I’ve always been the kind of guywho would much rather kick backwith a cold one and watch otherpeople play sports than actually doany myself.Soccer, football, basketball,baseball … you name it, I’dhappily sit back and watchsomebody else do it, but I’venever been the kind to wielda bat myself. My couch po-tato gene has always beensomewhat dominant.This year, that allchanged: my geneticre-engineering of myself began this Memorial Dayweekend. I started run-ning and very quickly setmyself the goal of runningthe New York marathonon Nov. 7. I did everythingby the book, or as by thebook as somebody goingfrom zero exercise to afull marathon in just a fewmonths can do. I followed arespected training program,never upped my mileage bymore than the recommended10 percent per week, I crosstrained (OK, not that much,but some), and I always tookthe prescribed number of restdays. Those were my favorite:I’m an expert rester.In short, I tried as hard aspossible to be a sensible run-ner, and for the first coupleof months everythingwas going swimmingly.Then, all of a sudden, I feltsomething in my right hip.It started as a dull painthat went away soon afterrunning, but it got progres-sively worse. Within aweek or so it was constant.Before long, I found it dif-ficult to walk and runningwas absolutely out of thequestion.One X-ray, two doctor’s visits, twophysical therapy sessions and an MRIlater, the diagnosis was in: tendinitisin my hip, a labral tear and a minorgluteus medius (butt) tear. That’sright, a literal pain in my butt, to gowith the figurative one. The twotears aren’t that much of problem,but the tendinitis is more of an is-sue. It’s basically tennis elbow inmy hip. Honestly, who gets tenniselbow in their hip?So I’ve taken a little enforcedtime off, and the good news is I ap-pear to be making a good recovery.My 2010 marathon dream isthankfully still alive, but I’ve had toscale back my ambition somewhat:A month ago I was pretty confidentthat I’d be able to break a sub-fourhour marathon, now I’ll just behappy to finish.I resume my training this week,fingers crossed that all goes well.And if anyone ever tells you thatthis marathon training lark is easy,they’re lying.
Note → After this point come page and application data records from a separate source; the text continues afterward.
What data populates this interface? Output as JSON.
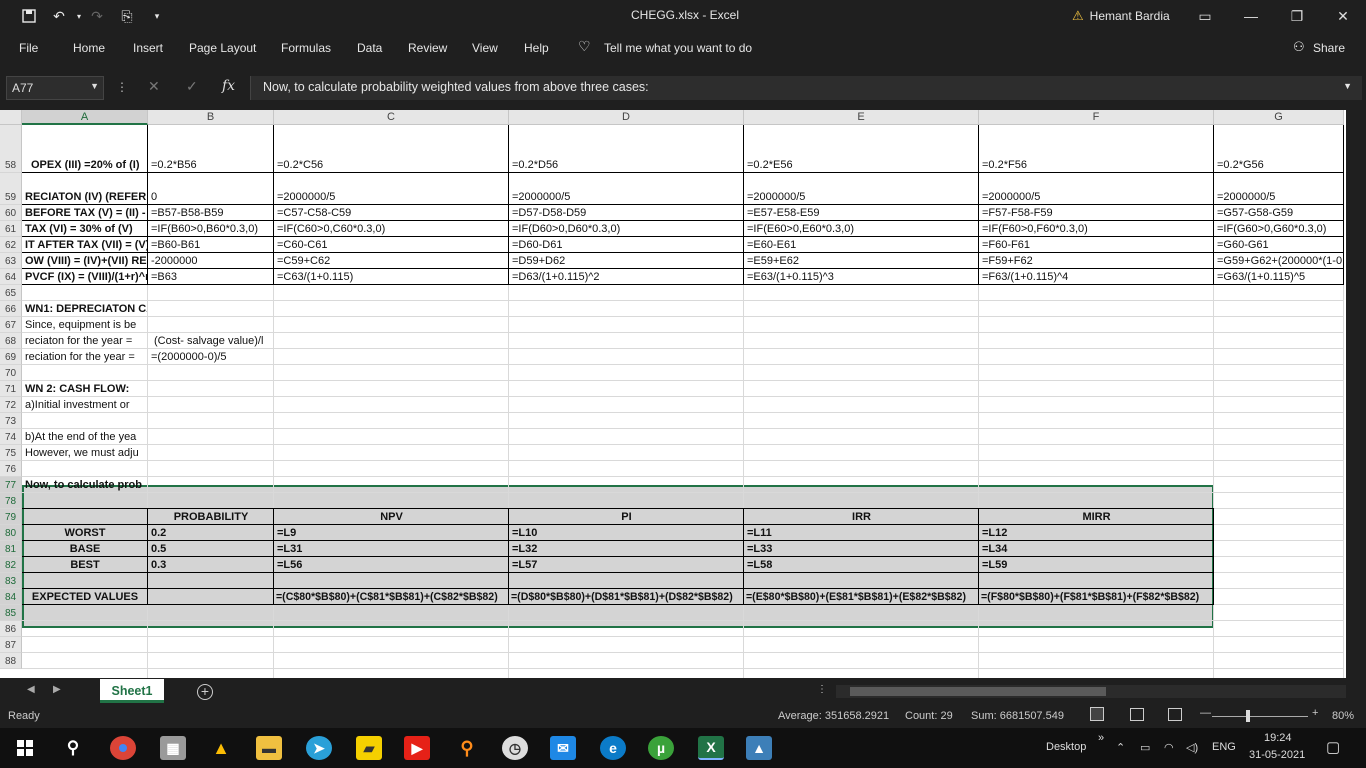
{
  "window": {
    "title": "CHEGG.xlsx  -  Excel",
    "user": "Hemant Bardia",
    "share_label": "Share"
  },
  "menu": {
    "items": [
      "File",
      "Home",
      "Insert",
      "Page Layout",
      "Formulas",
      "Data",
      "Review",
      "View",
      "Help"
    ],
    "tell_me": "Tell me what you want to do"
  },
  "formula_bar": {
    "name_box": "A77",
    "content": "Now, to calculate probability weighted values from above three cases:"
  },
  "columns": [
    "A",
    "B",
    "C",
    "D",
    "E",
    "F",
    "G"
  ],
  "rows": [
    "58",
    "59",
    "60",
    "61",
    "62",
    "63",
    "64",
    "65",
    "66",
    "67",
    "68",
    "69",
    "70",
    "71",
    "72",
    "73",
    "74",
    "75",
    "76",
    "77",
    "78",
    "79",
    "80",
    "81",
    "82",
    "83",
    "84",
    "85",
    "86",
    "87",
    "88"
  ],
  "cells": {
    "r58": {
      "A": "OPEX (III) =20% of (I)",
      "B": "=0.2*B56",
      "C": "=0.2*C56",
      "D": "=0.2*D56",
      "E": "=0.2*E56",
      "F": "=0.2*F56",
      "G": "=0.2*G56"
    },
    "r59": {
      "A": "RECIATON (IV) (REFER W",
      "B": "0",
      "C": "=2000000/5",
      "D": "=2000000/5",
      "E": "=2000000/5",
      "F": "=2000000/5",
      "G": "=2000000/5"
    },
    "r60": {
      "A": "BEFORE TAX (V) = (II) - (",
      "B": "=B57-B58-B59",
      "C": "=C57-C58-C59",
      "D": "=D57-D58-D59",
      "E": "=E57-E58-E59",
      "F": "=F57-F58-F59",
      "G": "=G57-G58-G59"
    },
    "r61": {
      "A": "TAX (VI) = 30% of (V)",
      "B": "=IF(B60>0,B60*0.3,0)",
      "C": "=IF(C60>0,C60*0.3,0)",
      "D": "=IF(D60>0,D60*0.3,0)",
      "E": "=IF(E60>0,E60*0.3,0)",
      "F": "=IF(F60>0,F60*0.3,0)",
      "G": "=IF(G60>0,G60*0.3,0)"
    },
    "r62": {
      "A": "IT AFTER TAX (VII) = (V)",
      "B": "=B60-B61",
      "C": "=C60-C61",
      "D": "=D60-D61",
      "E": "=E60-E61",
      "F": "=F60-F61",
      "G": "=G60-G61"
    },
    "r63": {
      "A": "OW (VIII) = (IV)+(VII) REF",
      "B": "-2000000",
      "C": "=C59+C62",
      "D": "=D59+D62",
      "E": "=E59+E62",
      "F": "=F59+F62",
      "G": "=G59+G62+(200000*(1-0."
    },
    "r64": {
      "A": "PVCF (IX) = (VIII)/(1+r)^n",
      "B": "=B63",
      "C": "=C63/(1+0.115)",
      "D": "=D63/(1+0.115)^2",
      "E": "=E63/(1+0.115)^3",
      "F": "=F63/(1+0.115)^4",
      "G": "=G63/(1+0.115)^5"
    },
    "r66": {
      "A": "WN1: DEPRECIATON CA"
    },
    "r67": {
      "A": "Since, equipment is be"
    },
    "r68": {
      "A": "reciaton for the year =",
      "B": "(Cost- salvage value)/l"
    },
    "r69": {
      "A": "reciation for the year =",
      "B": "=(2000000-0)/5"
    },
    "r71": {
      "A": "WN 2: CASH FLOW:"
    },
    "r72": {
      "A": "a)Initial investment or"
    },
    "r74": {
      "A": "b)At the end of the yea"
    },
    "r75": {
      "A": "However, we must adju"
    },
    "r77": {
      "A": "Now, to calculate prob"
    },
    "r79": {
      "B": "PROBABILITY",
      "C": "NPV",
      "D": "PI",
      "E": "IRR",
      "F": "MIRR"
    },
    "r80": {
      "A": "WORST",
      "B": "0.2",
      "C": "=L9",
      "D": "=L10",
      "E": "=L11",
      "F": "=L12"
    },
    "r81": {
      "A": "BASE",
      "B": "0.5",
      "C": "=L31",
      "D": "=L32",
      "E": "=L33",
      "F": "=L34"
    },
    "r82": {
      "A": "BEST",
      "B": "0.3",
      "C": "=L56",
      "D": "=L57",
      "E": "=L58",
      "F": "=L59"
    },
    "r84": {
      "A": "EXPECTED VALUES",
      "C": "=(C$80*$B$80)+(C$81*$B$81)+(C$82*$B$82)",
      "D": "=(D$80*$B$80)+(D$81*$B$81)+(D$82*$B$82)",
      "E": "=(E$80*$B$80)+(E$81*$B$81)+(E$82*$B$82)",
      "F": "=(F$80*$B$80)+(F$81*$B$81)+(F$82*$B$82)"
    }
  },
  "sheet_tab": "Sheet1",
  "status": {
    "ready": "Ready",
    "average": "Average: 351658.2921",
    "count": "Count: 29",
    "sum": "Sum: 6681507.549",
    "zoom": "80%"
  },
  "taskbar": {
    "desktop_label": "Desktop",
    "language": "ENG",
    "time": "19:24",
    "date": "31-05-2021"
  },
  "colors": {
    "excel_green": "#217346",
    "selection_fill": "#d4d4d4"
  }
}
idt Runner n Twtter:twtter.m/dtrunneridt Runner n Febk:febk.m/dtrunnerQuestns? firstname.lastname@example.org
‘Idiot’ nurses wounds
Our columnist continueshis training for his firstNYC marathon on Nov. 7
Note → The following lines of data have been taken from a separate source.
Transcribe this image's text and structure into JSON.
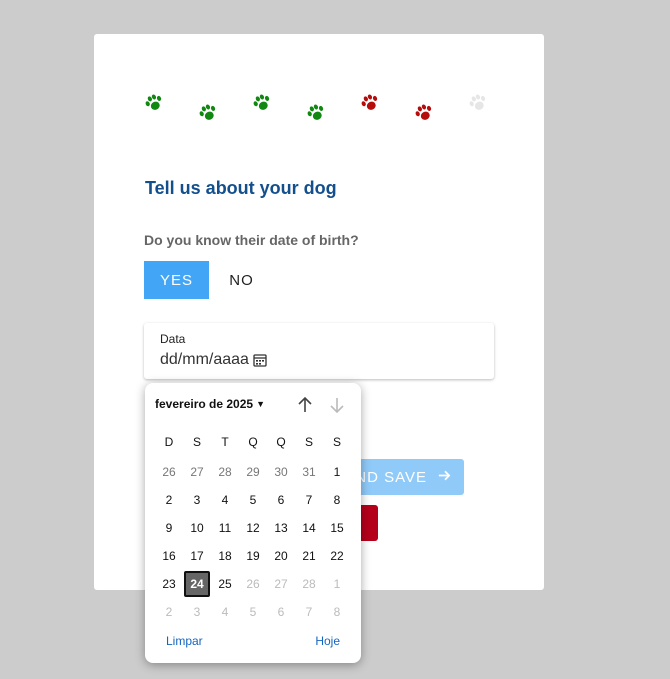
{
  "progress": {
    "paws": [
      {
        "icon": "paw-icon",
        "color": "#118811",
        "state": "done"
      },
      {
        "icon": "paw-icon",
        "color": "#118811",
        "state": "done"
      },
      {
        "icon": "paw-icon",
        "color": "#118811",
        "state": "done"
      },
      {
        "icon": "paw-icon",
        "color": "#118811",
        "state": "done"
      },
      {
        "icon": "paw-icon",
        "color": "#b50c0c",
        "state": "current"
      },
      {
        "icon": "paw-icon",
        "color": "#b50c0c",
        "state": "current"
      },
      {
        "icon": "paw-icon",
        "color": "#e6e6e6",
        "state": "pending"
      }
    ]
  },
  "form": {
    "title": "Tell us about your dog",
    "question": "Do you know their date of birth?",
    "yes_label": "YES",
    "no_label": "NO",
    "date_label": "Data",
    "date_value": "dd/mm/aaaa",
    "save_label": "ND SAVE"
  },
  "picker": {
    "month_label": "fevereiro de 2025",
    "weekdays": [
      "D",
      "S",
      "T",
      "Q",
      "Q",
      "S",
      "S"
    ],
    "weeks": [
      [
        {
          "d": "26",
          "t": "other"
        },
        {
          "d": "27",
          "t": "other"
        },
        {
          "d": "28",
          "t": "other"
        },
        {
          "d": "29",
          "t": "other"
        },
        {
          "d": "30",
          "t": "other"
        },
        {
          "d": "31",
          "t": "other"
        },
        {
          "d": "1",
          "t": "cur"
        }
      ],
      [
        {
          "d": "2",
          "t": "cur"
        },
        {
          "d": "3",
          "t": "cur"
        },
        {
          "d": "4",
          "t": "cur"
        },
        {
          "d": "5",
          "t": "cur"
        },
        {
          "d": "6",
          "t": "cur"
        },
        {
          "d": "7",
          "t": "cur"
        },
        {
          "d": "8",
          "t": "cur"
        }
      ],
      [
        {
          "d": "9",
          "t": "cur"
        },
        {
          "d": "10",
          "t": "cur"
        },
        {
          "d": "11",
          "t": "cur"
        },
        {
          "d": "12",
          "t": "cur"
        },
        {
          "d": "13",
          "t": "cur"
        },
        {
          "d": "14",
          "t": "cur"
        },
        {
          "d": "15",
          "t": "cur"
        }
      ],
      [
        {
          "d": "16",
          "t": "cur"
        },
        {
          "d": "17",
          "t": "cur"
        },
        {
          "d": "18",
          "t": "cur"
        },
        {
          "d": "19",
          "t": "cur"
        },
        {
          "d": "20",
          "t": "cur"
        },
        {
          "d": "21",
          "t": "cur"
        },
        {
          "d": "22",
          "t": "cur"
        }
      ],
      [
        {
          "d": "23",
          "t": "cur"
        },
        {
          "d": "24",
          "t": "selected"
        },
        {
          "d": "25",
          "t": "cur"
        },
        {
          "d": "26",
          "t": "faded"
        },
        {
          "d": "27",
          "t": "faded"
        },
        {
          "d": "28",
          "t": "faded"
        },
        {
          "d": "1",
          "t": "faded"
        }
      ],
      [
        {
          "d": "2",
          "t": "faded"
        },
        {
          "d": "3",
          "t": "faded"
        },
        {
          "d": "4",
          "t": "faded"
        },
        {
          "d": "5",
          "t": "faded"
        },
        {
          "d": "6",
          "t": "faded"
        },
        {
          "d": "7",
          "t": "faded"
        },
        {
          "d": "8",
          "t": "faded"
        }
      ]
    ],
    "clear_label": "Limpar",
    "today_label": "Hoje"
  }
}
Prvte bxng les-sns:
Trinity Boxing,110 Greenwich St., 212-374-9393, $1,250 for10 sessions. If you wantto take your boxingtraining to a whole newlevel, why not considerworking with a privatecoach? For more info,visit trinityboxing.com.
575 DegrawSt., 347-834-9066,$20. Check out NYC’sonly gym dedicated torock climbing. Expect18,000 square feet ofspace. More info atbrooklynboulders.com.
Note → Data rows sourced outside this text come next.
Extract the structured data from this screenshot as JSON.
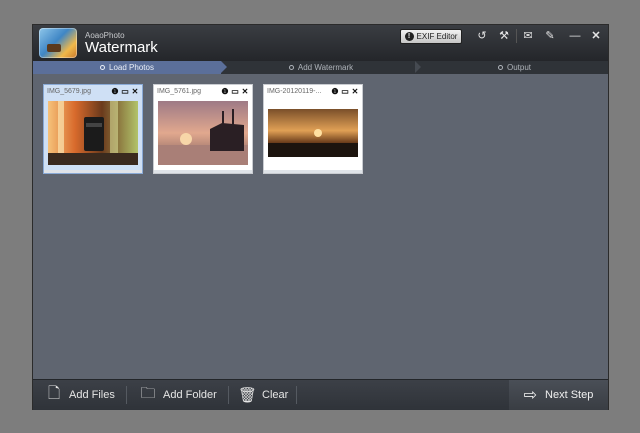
{
  "app": {
    "brand_small": "AoaoPhoto",
    "brand_big": "Watermark"
  },
  "toolbar": {
    "exif_label": "EXIF Editor",
    "icons": [
      "undo-icon",
      "tools-icon",
      "comment-icon",
      "register-icon",
      "minimize-icon",
      "close-icon"
    ]
  },
  "steps": [
    {
      "label": "Load Photos",
      "active": true
    },
    {
      "label": "Add Watermark",
      "active": false
    },
    {
      "label": "Output",
      "active": false
    }
  ],
  "photos": [
    {
      "name": "IMG_5679.jpg",
      "selected": true
    },
    {
      "name": "IMG_5761.jpg",
      "selected": false
    },
    {
      "name": "IMG-20120119-...",
      "selected": false
    }
  ],
  "bottom": {
    "add_files": "Add Files",
    "add_folder": "Add Folder",
    "clear": "Clear",
    "next": "Next Step"
  },
  "colors": {
    "accent": "#5b6f9a",
    "window_bg": "#5f6570",
    "titlebar": "#2b2e33"
  }
}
Tke n ie-SktngLessn:
Sky Rink atChelsea Piers offersprivate or semiprivatelessons for kids andadults. The weathermay or may not everget colder, but you canpretend at ChelseaPiers’ indoor rink.To arrange a lessonwith an instructor,call 212-336-6100 orvisit chelseapiers.com.Prices vary.
Classestake place mornings,evenings and week-ends; $15 for first-timers. For more info,call 646-354-0039 orvisit brooklynbridgebootcamp.com.
adult Ftness Wlk:
Front gate at FortTotten Park, 718-352-4793, 9-10 a.m., FREE.This biweekly walkfollows the greenwayadjacent to the CrossIsland Parkway, byLittle Bay.
Meet atLululemon, 64th Streetand Broadway, 347-644-0052, 6:30 p.m.,FREE. This weeklyrun club organized byLululemon meets at theLincoln Square storebefore heading intoCentral Park. Partici-pants should be able torun at least three miles.
Events frte tveNew Yrker
•Name: Kai MacMahon•Age: 36•Nabe: UWS•Job: Digital Strategy•Running experience:4 months•Running habitat:Central Park& West Side Highway•Training for:ING NYCM 2010